Igneous rocks are formed from molten rock that has cooled and solidified.
The inside of the Earth is very hot - hot enough to melt rocks. Molten (liquid) rock is called magma. When the magma cools enough, it solidifies and igneous rock forms.
Igneous rocks contain randomly arranged interlocking crystals. The size of the crystals depends on how quickly the molten magma solidified:
This means that we get two main types of igneous rock, extrusive and intrusive, as shown in the table:
|Where the magma cooled||On the surface||Underground|
|How fast the magma cooled||Quickly||Slowly|
|Size of crystals||Small||Large|
|Examples||Obsidian and basalt||Granite and gabbro|
Extrusive igneous rocks form from magma that erupted onto the surface as lava, where it cooled quickly. On the other hand, intrusive igneous rocks form from magma that cooled slowly, deep underground.
Igneous rocks do not contain any fossils. This is because any fossils in the original rock will have melted when the rock melted to form magma.
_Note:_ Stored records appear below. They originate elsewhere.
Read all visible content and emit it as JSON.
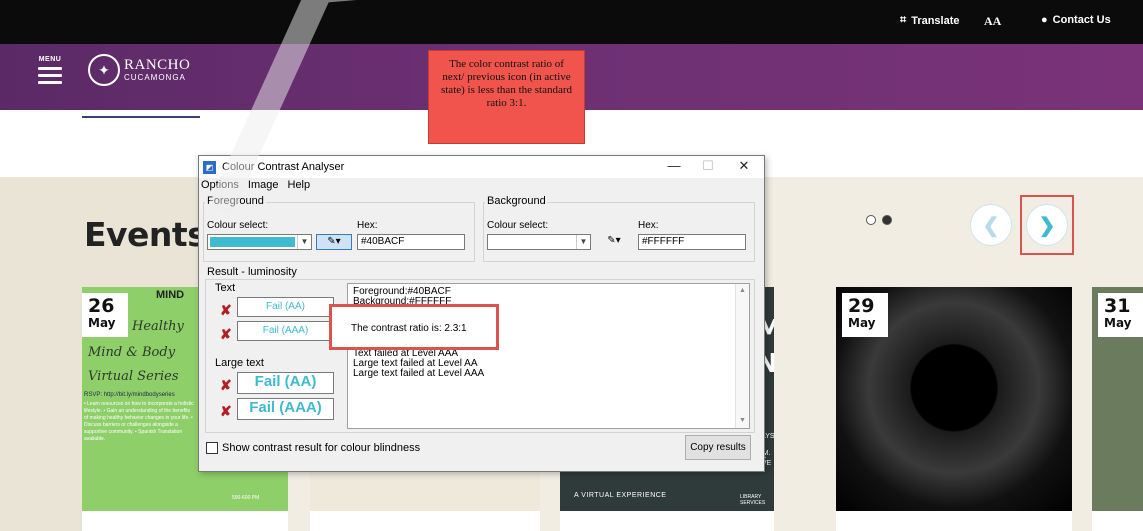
{
  "topbar": {
    "translate": "Translate",
    "font_size": "AA",
    "contact": "Contact Us"
  },
  "header": {
    "menu_label": "MENU",
    "logo_line1": "RANCHO",
    "logo_line2": "CUCAMONGA"
  },
  "callout": {
    "text": "The color contrast ratio of next/ previous icon (in active state) is less than the standard ratio 3:1."
  },
  "events": {
    "title": "Events",
    "carousel_dots": 2,
    "active_dot": 2,
    "cards": [
      {
        "day": "26",
        "month": "May",
        "mind_text": "MIND",
        "script1": "Healthy",
        "script2": "Mind & Body",
        "script3": "Virtual Series",
        "rsvp": "RSVP: http://bit.ly/mindbodyseries",
        "bullets": "• Learn resources on how to incorporate a holistic lifestyle. • Gain an understanding of the benefits of making healthy behavior changes in your life. • Discuss barriers or challenges alongside a supportive community. • Spanish Translation available.",
        "time": "500-600 PM"
      },
      {
        "day": "",
        "month": ""
      },
      {
        "big1": "ME",
        "big2": "NE",
        "small1": "DAYS AT",
        "small2": "00 A.M.",
        "small3": "OK LIVE",
        "footer": "A VIRTUAL EXPERIENCE",
        "library": "LIBRARY SERVICES"
      },
      {
        "day": "29",
        "month": "May"
      },
      {
        "day": "31",
        "month": "May"
      }
    ]
  },
  "cca": {
    "title": "Colour Contrast Analyser",
    "menu": [
      "Options",
      "Image",
      "Help"
    ],
    "foreground": {
      "group_label": "Foreground",
      "colour_select_label": "Colour select:",
      "hex_label": "Hex:",
      "hex_value": "#40BACF",
      "color": "#40BACF"
    },
    "background": {
      "group_label": "Background",
      "colour_select_label": "Colour select:",
      "hex_label": "Hex:",
      "hex_value": "#FFFFFF",
      "color": "#FFFFFF"
    },
    "result_label": "Result - luminosity",
    "text_label": "Text",
    "large_text_label": "Large text",
    "text_aa": "Fail (AA)",
    "text_aaa": "Fail (AAA)",
    "large_aa": "Fail (AA)",
    "large_aaa": "Fail (AAA)",
    "results_lines": [
      "Foreground:#40BACF",
      "Background:#FFFFFF",
      "",
      "The contrast ratio is: 2.3:1",
      "",
      "Text failed at Level AA",
      "Text failed at Level AAA",
      "Large text failed at Level AA",
      "Large text failed at Level AAA"
    ],
    "colour_blindness_label": "Show contrast result for colour blindness",
    "copy_button": "Copy results"
  }
}
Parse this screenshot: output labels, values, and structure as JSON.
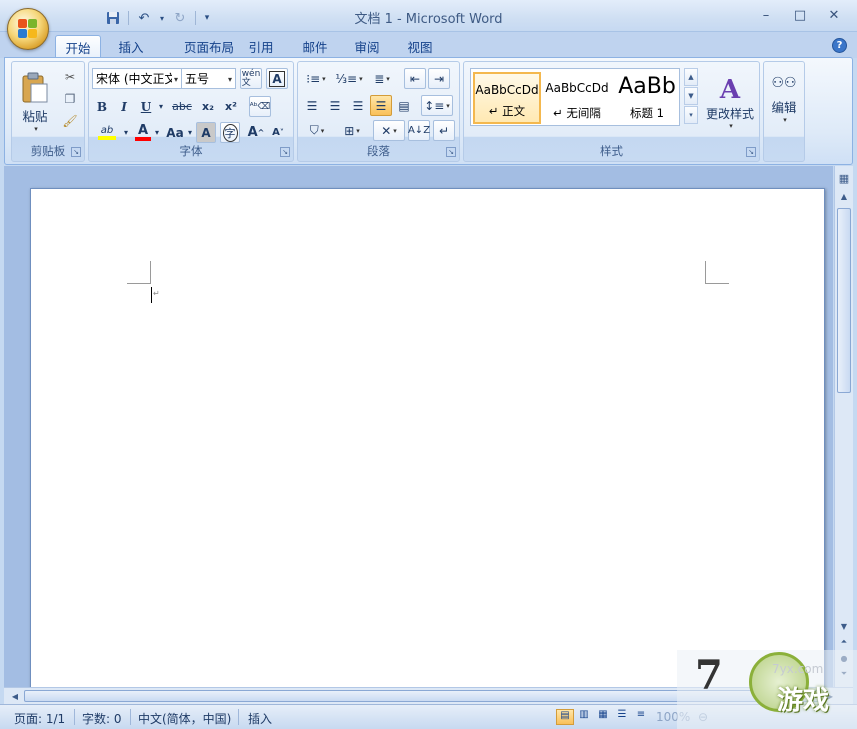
{
  "window": {
    "title": "文档 1 - Microsoft Word",
    "controls": {
      "minimize": "–",
      "maximize": "□",
      "close": "✕"
    }
  },
  "qat": {
    "save_icon": "save-icon",
    "undo_icon": "undo-icon",
    "redo_icon": "redo-icon",
    "customize_icon": "customize-qat-icon"
  },
  "tabs": [
    {
      "label": "开始",
      "active": true
    },
    {
      "label": "插入"
    },
    {
      "label": "页面布局"
    },
    {
      "label": "引用"
    },
    {
      "label": "邮件"
    },
    {
      "label": "审阅"
    },
    {
      "label": "视图"
    }
  ],
  "ribbon": {
    "clipboard": {
      "label": "剪贴板",
      "paste_label": "粘贴"
    },
    "font": {
      "label": "字体",
      "font_name": "宋体 (中文正文",
      "font_size": "五号",
      "grow_font": "A",
      "shrink_font": "A",
      "change_case": "Aa",
      "bold": "B",
      "italic": "I",
      "underline": "U",
      "strike": "abc",
      "subscript": "x₂",
      "superscript": "x²",
      "phonetic": "wén 文",
      "char_border": "A",
      "char_shading": "A",
      "enclose": "字",
      "highlight": "ab",
      "font_color": "A"
    },
    "paragraph": {
      "label": "段落"
    },
    "styles": {
      "label": "样式",
      "items": [
        {
          "sample": "AaBbCcDd",
          "name": "↵ 正文",
          "selected": true
        },
        {
          "sample": "AaBbCcDd",
          "name": "↵ 无间隔"
        },
        {
          "sample": "AaBb",
          "name": "标题 1"
        }
      ],
      "change_styles": "更改样式"
    },
    "editing": {
      "label": "编辑"
    }
  },
  "statusbar": {
    "page": "页面: 1/1",
    "words": "字数: 0",
    "language": "中文(简体，中国)",
    "mode": "插入",
    "zoom": "100%"
  },
  "watermark": {
    "brand": "游戏",
    "digit": "7",
    "url": "7yx.com"
  },
  "colors": {
    "highlight_yellow": "#ffff00",
    "font_red": "#ff0000",
    "selected_style_border": "#f4b84e"
  }
}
You may have done an experiment at school with a substance called salol. If molten salol cools slowly, you get big crystals. If it cools quickly, you get small crystals.